### Dataset extract ###

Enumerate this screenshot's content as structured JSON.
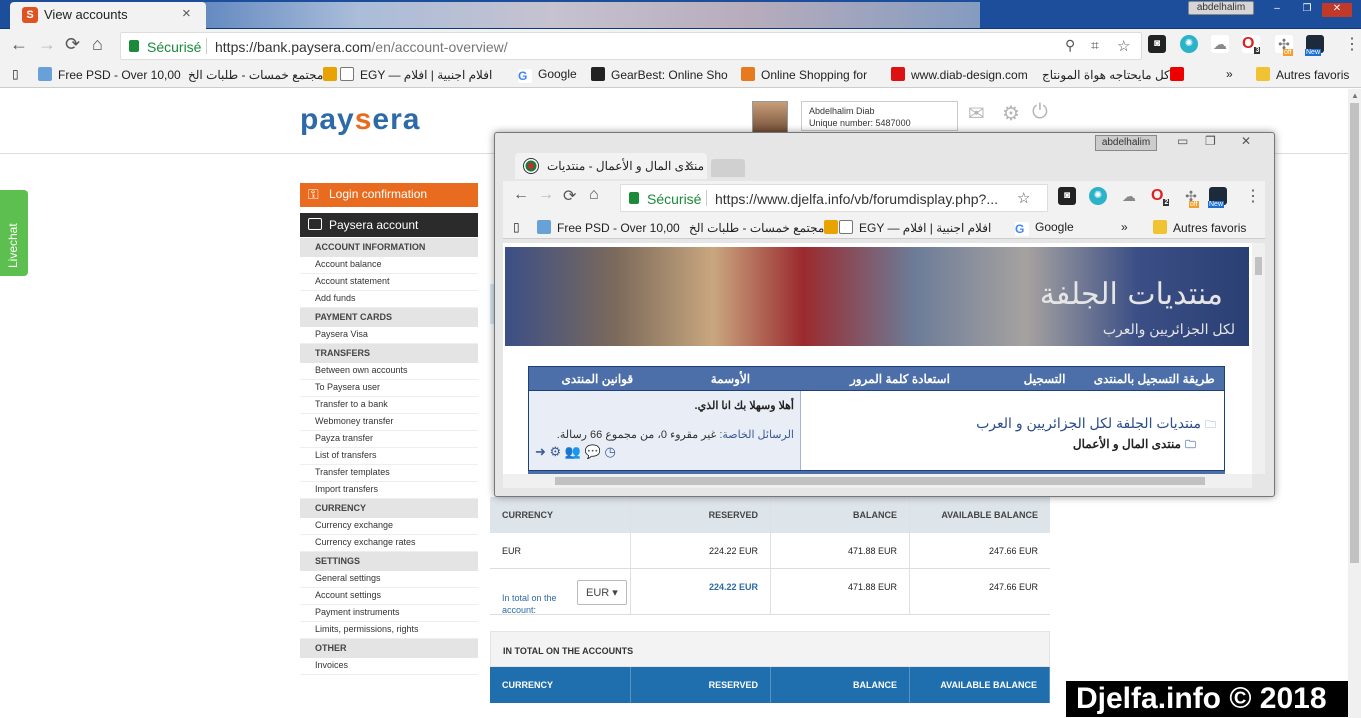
{
  "browser": {
    "tab_title": "View accounts",
    "tab_favicon_letter": "S",
    "tab_close": "×",
    "window_user": "abdelhalim",
    "window_controls": [
      "–",
      "❐",
      "✕"
    ],
    "secure_label": "Sécurisé",
    "url_host": "https://bank.paysera.com",
    "url_path": "/en/account-overview/",
    "bookmarks": [
      "Free PSD - Over 10,00",
      "مجتمع خمسات - طلبات الخ",
      "EGY — افلام اجنبية | افلام",
      "Google",
      "GearBest: Online Sho",
      "Online Shopping for",
      "www.diab-design.com",
      "كل مايحتاجه هواة المونتاج",
      "Autres favoris"
    ],
    "bookmarks_more": "»",
    "ext_badges": {
      "opera_count": "3",
      "off": "off",
      "new": "New"
    }
  },
  "paysera": {
    "logo_pay": "pay",
    "logo_s": "s",
    "logo_era": "era",
    "user_name": "Abdelhalim Diab",
    "unique_number": "Unique number: 5487000",
    "livechat": "Livechat",
    "login_confirmation": "Login confirmation",
    "paysera_account": "Paysera account",
    "menu": [
      {
        "heading": "ACCOUNT INFORMATION",
        "items": [
          "Account balance",
          "Account statement",
          "Add funds"
        ]
      },
      {
        "heading": "PAYMENT CARDS",
        "items": [
          "Paysera Visa"
        ]
      },
      {
        "heading": "TRANSFERS",
        "items": [
          "Between own accounts",
          "To Paysera user",
          "Transfer to a bank",
          "Webmoney transfer",
          "Payza transfer",
          "List of transfers",
          "Transfer templates",
          "Import transfers"
        ]
      },
      {
        "heading": "CURRENCY",
        "items": [
          "Currency exchange",
          "Currency exchange rates"
        ]
      },
      {
        "heading": "SETTINGS",
        "items": [
          "General settings",
          "Account settings",
          "Payment instruments",
          "Limits, permissions, rights"
        ]
      },
      {
        "heading": "OTHER",
        "items": [
          "Invoices"
        ]
      }
    ],
    "table1": {
      "headers": [
        "CURRENCY",
        "RESERVED",
        "BALANCE",
        "AVAILABLE BALANCE"
      ],
      "row": [
        "EUR",
        "224.22 EUR",
        "471.88 EUR",
        "247.66 EUR"
      ],
      "total_label": "In total on the account:",
      "total_currency": "EUR",
      "total_row": [
        "224.22 EUR",
        "471.88 EUR",
        "247.66 EUR"
      ]
    },
    "table2": {
      "title": "IN TOTAL ON THE ACCOUNTS",
      "headers": [
        "CURRENCY",
        "RESERVED",
        "BALANCE",
        "AVAILABLE BALANCE"
      ]
    }
  },
  "popup": {
    "window_user": "abdelhalim",
    "tab_title": "منتدى المال و الأعمال - منتديات",
    "tab_close": "×",
    "secure_label": "Sécurisé",
    "url": "https://www.djelfa.info/vb/forumdisplay.php?...",
    "bookmarks": [
      "Free PSD - Over 10,00",
      "مجتمع خمسات - طلبات الخ",
      "EGY — افلام اجنبية | افلام",
      "Google",
      "Autres favoris"
    ],
    "ext_badges": {
      "opera_count": "2",
      "off": "off",
      "new": "New"
    },
    "banner_title": "منتديات الجلفة",
    "banner_subtitle": "لكل الجزائريين والعرب",
    "nav": [
      "طريقة التسجيل بالمنتدى",
      "التسجيل",
      "استعادة كلمة المرور",
      "الأوسمة",
      "قوانين المنتدى"
    ],
    "welcome": "أهلا وسهلا بك انا الذي.",
    "private_msgs_label": "الرسائل الخاصة:",
    "private_msgs_value": "غير مقروء 0، من مجموع 66 رسالة.",
    "crumb_forums": "منتديات الجلفة لكل الجزائريين و العرب",
    "crumb_current": "منتدى المال و الأعمال"
  },
  "watermark": "Djelfa.info © 2018"
}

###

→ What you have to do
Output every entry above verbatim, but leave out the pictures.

→ Your solution
Enumerate this screenshot's content as structured JSON.
{
  "browser": {
    "tab_title": "View accounts",
    "tab_favicon_letter": "S",
    "tab_close": "×",
    "window_user": "abdelhalim",
    "window_controls": [
      "–",
      "❐",
      "✕"
    ],
    "secure_label": "Sécurisé",
    "url_host": "https://bank.paysera.com",
    "url_path": "/en/account-overview/",
    "bookmarks": [
      "Free PSD - Over 10,00",
      "مجتمع خمسات - طلبات الخ",
      "EGY — افلام اجنبية | افلام",
      "Google",
      "GearBest: Online Sho",
      "Online Shopping for",
      "www.diab-design.com",
      "كل مايحتاجه هواة المونتاج",
      "Autres favoris"
    ],
    "bookmarks_more": "»",
    "ext_badges": {
      "opera_count": "3",
      "off": "off",
      "new": "New"
    }
  },
  "paysera": {
    "logo_pay": "pay",
    "logo_s": "s",
    "logo_era": "era",
    "user_name": "Abdelhalim Diab",
    "unique_number": "Unique number: 5487000",
    "livechat": "Livechat",
    "login_confirmation": "Login confirmation",
    "paysera_account": "Paysera account",
    "menu": [
      {
        "heading": "ACCOUNT INFORMATION",
        "items": [
          "Account balance",
          "Account statement",
          "Add funds"
        ]
      },
      {
        "heading": "PAYMENT CARDS",
        "items": [
          "Paysera Visa"
        ]
      },
      {
        "heading": "TRANSFERS",
        "items": [
          "Between own accounts",
          "To Paysera user",
          "Transfer to a bank",
          "Webmoney transfer",
          "Payza transfer",
          "List of transfers",
          "Transfer templates",
          "Import transfers"
        ]
      },
      {
        "heading": "CURRENCY",
        "items": [
          "Currency exchange",
          "Currency exchange rates"
        ]
      },
      {
        "heading": "SETTINGS",
        "items": [
          "General settings",
          "Account settings",
          "Payment instruments",
          "Limits, permissions, rights"
        ]
      },
      {
        "heading": "OTHER",
        "items": [
          "Invoices"
        ]
      }
    ],
    "table1": {
      "headers": [
        "CURRENCY",
        "RESERVED",
        "BALANCE",
        "AVAILABLE BALANCE"
      ],
      "row": [
        "EUR",
        "224.22 EUR",
        "471.88 EUR",
        "247.66 EUR"
      ],
      "total_label": "In total on the account:",
      "total_currency": "EUR",
      "total_row": [
        "224.22 EUR",
        "471.88 EUR",
        "247.66 EUR"
      ]
    },
    "table2": {
      "title": "IN TOTAL ON THE ACCOUNTS",
      "headers": [
        "CURRENCY",
        "RESERVED",
        "BALANCE",
        "AVAILABLE BALANCE"
      ]
    }
  },
  "popup": {
    "window_user": "abdelhalim",
    "tab_title": "منتدى المال و الأعمال - منتديات",
    "tab_close": "×",
    "secure_label": "Sécurisé",
    "url": "https://www.djelfa.info/vb/forumdisplay.php?...",
    "bookmarks": [
      "Free PSD - Over 10,00",
      "مجتمع خمسات - طلبات الخ",
      "EGY — افلام اجنبية | افلام",
      "Google",
      "Autres favoris"
    ],
    "ext_badges": {
      "opera_count": "2",
      "off": "off",
      "new": "New"
    },
    "banner_title": "منتديات الجلفة",
    "banner_subtitle": "لكل الجزائريين والعرب",
    "nav": [
      "طريقة التسجيل بالمنتدى",
      "التسجيل",
      "استعادة كلمة المرور",
      "الأوسمة",
      "قوانين المنتدى"
    ],
    "welcome": "أهلا وسهلا بك انا الذي.",
    "private_msgs_label": "الرسائل الخاصة:",
    "private_msgs_value": "غير مقروء 0، من مجموع 66 رسالة.",
    "crumb_forums": "منتديات الجلفة لكل الجزائريين و العرب",
    "crumb_current": "منتدى المال و الأعمال"
  },
  "watermark": "Djelfa.info © 2018"
}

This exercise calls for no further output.